Because introducing privatization for its own sake is bad– profit always comes from somewhere: a teacher’s salary that would be higher than otherwise? An amount spent on the student that would be higher otherwise? Duplication of what state school district employees do otherwise? At an extreme, abuse of public funds leads to corruption and self-dealing by charter management organizations, and we can’t rely on an industry that essentially wrote and lobbied its own laws to also self-police.
Examples of fraudulent use of taxpayer money cited in Congresswoman Judy Chu’s proposed Charter School Good Governance and Transparency Act:
In Los Angeles, a principal at the New Academy Canoga Park Charter School allegedly misappropriated $2.6 million, which directly led the city to begin the process of closing the school.
An investigation into Philadelphia’s charter schools revealed that 13 schools were involved in complex real estate maneuvers, apparent conflicts of interest and lucrative CEO salary arrangements. The city’s investigation has resulted in 9 criminal investigations by the US Attorney’s Office.
In Texas, a statewide audit revealed that half of all the charter schools in the state had overestimated enrollment counts, resulting in an extra $26 million in payments to charter schools. The state estimates that it will only be able to recoup $17 million because $9 million went to charter schools that have closed their doors.
This is ultimately why, given my layperson’s understanding of how charter schools are managed, I feel uncomfortable with charter management organizations increasing the share of administrative work they do and funneling public money to textbook suppliers and curriculum developers without taking advantage of economies of scale, and why I oppose the excessive use of state education money for “consultants” to either existing public or charter schools (who primarily exist to perpetuate their own livelihoods). Public auditing of charter schools and existing public schools should be widely available.
Kids should come first. To steal from kids from impoverished or working class backgrounds who simply want to flee bad local schools but end up in a badly or criminally-run charter school is abominable. And teachers should have the freedom to teach the state-mandated curriculum in the way that’s worked well and is meaningful to them without being locked into curriculum that, however well-designed, imposes another kind of uniformity that many parents and children seek to escape from their unresponsive local schools.

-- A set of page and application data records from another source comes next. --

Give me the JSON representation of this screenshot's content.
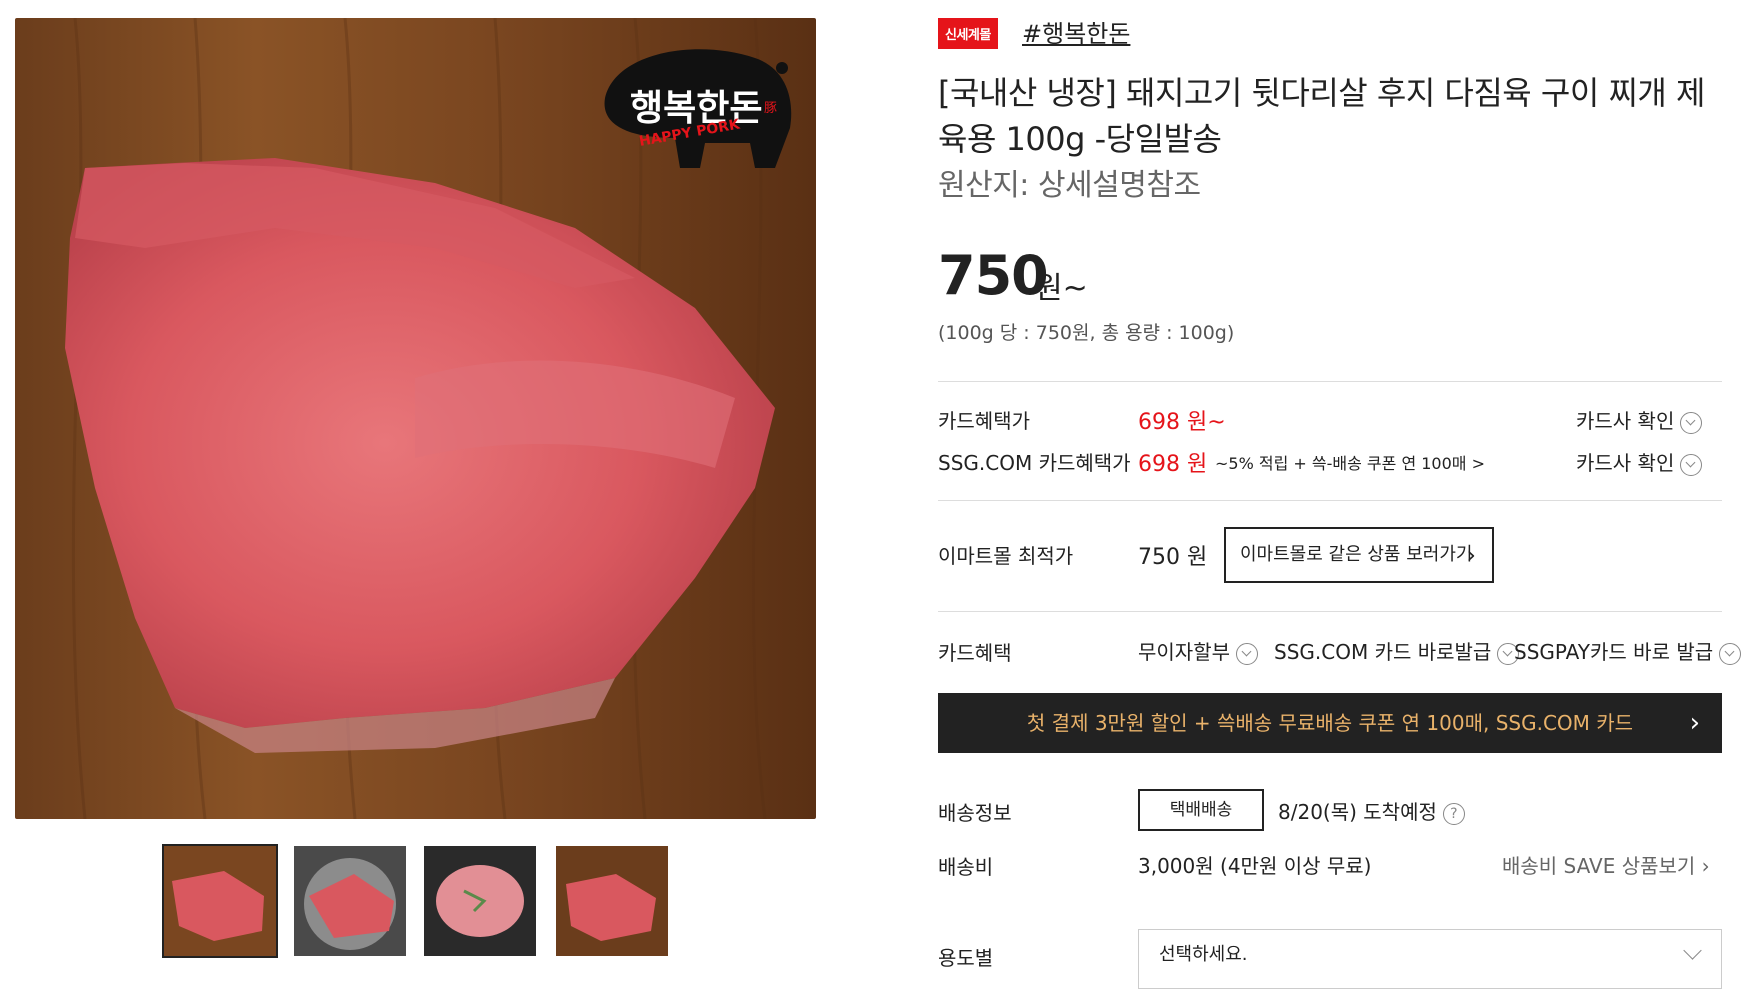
{
  "badge": "신세계몰",
  "brand_tag": "#행복한돈",
  "title": "[국내산 냉장] 돼지고기 뒷다리살 후지 다짐육 구이 찌개 제육용 100g -당일발송",
  "origin": "원산지: 상세설명참조",
  "price": "750",
  "price_unit": "원~",
  "unit_price": "(100g 당 : 750원, 총 용량 : 100g)",
  "logo": {
    "text_ko": "행복한돈",
    "text_en": "HAPPY PORK",
    "seal": "豚"
  },
  "card": {
    "label1": "카드혜택가",
    "price1": "698 원~",
    "check1": "카드사 확인",
    "label2": "SSG.COM 카드혜택가",
    "price2": "698 원",
    "promo2": "~5% 적립 + 쓱-배송 쿠폰 연 100매 >",
    "check2": "카드사 확인"
  },
  "emart": {
    "label": "이마트몰 최적가",
    "price": "750 원",
    "button": "이마트몰로 같은 상품 보러가기"
  },
  "benefits": {
    "label": "카드혜택",
    "items": [
      "무이자할부",
      "SSG.COM 카드 바로발급",
      "SSGPAY카드 바로 발급"
    ]
  },
  "banner": "첫 결제 3만원 할인 + 쓱배송 무료배송 쿠폰 연 100매, SSG.COM 카드",
  "delivery": {
    "label": "배송정보",
    "button": "택배배송",
    "arrival": "8/20(목) 도착예정"
  },
  "shipping": {
    "label": "배송비",
    "value": "3,000원 (4만원 이상 무료)",
    "link": "배송비 SAVE 상품보기"
  },
  "option": {
    "label": "용도별",
    "placeholder": "선택하세요."
  },
  "colors": {
    "accent": "#e5141a",
    "banner_bg": "#222222",
    "banner_text": "#e9b26a"
  }
}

DISCLOSURE: As stated at the top of this post, I and four other bloggers attended a showing of Waiting for Superman as guests of the charter home school company, K12. The other bloggers are (host) SoCalMom, YvonneInLA, Elise’sRamblings, and Sarah’sBlog. I appreciate K12.com’s generosity in enabling me to see a matinee at my favorite Hollywood theatre.
I look forward to learning more about charter schools and how they’re run. I’m genuinely excited about charters as laboratories for experimentation and I know teachers at my child’s public school borrow and incorporate tools that have been tested in private, charter, and existing public schools. At the same time, I believe taxpayer support for public schools, where all can receive a tuition-free education, is probably the single most precious gift I personally (my parents as well) have received from America and regardless of what personal choices I make for my own child’s schooling (in this case public elementary), I happily pay taxes toward everyone’s education.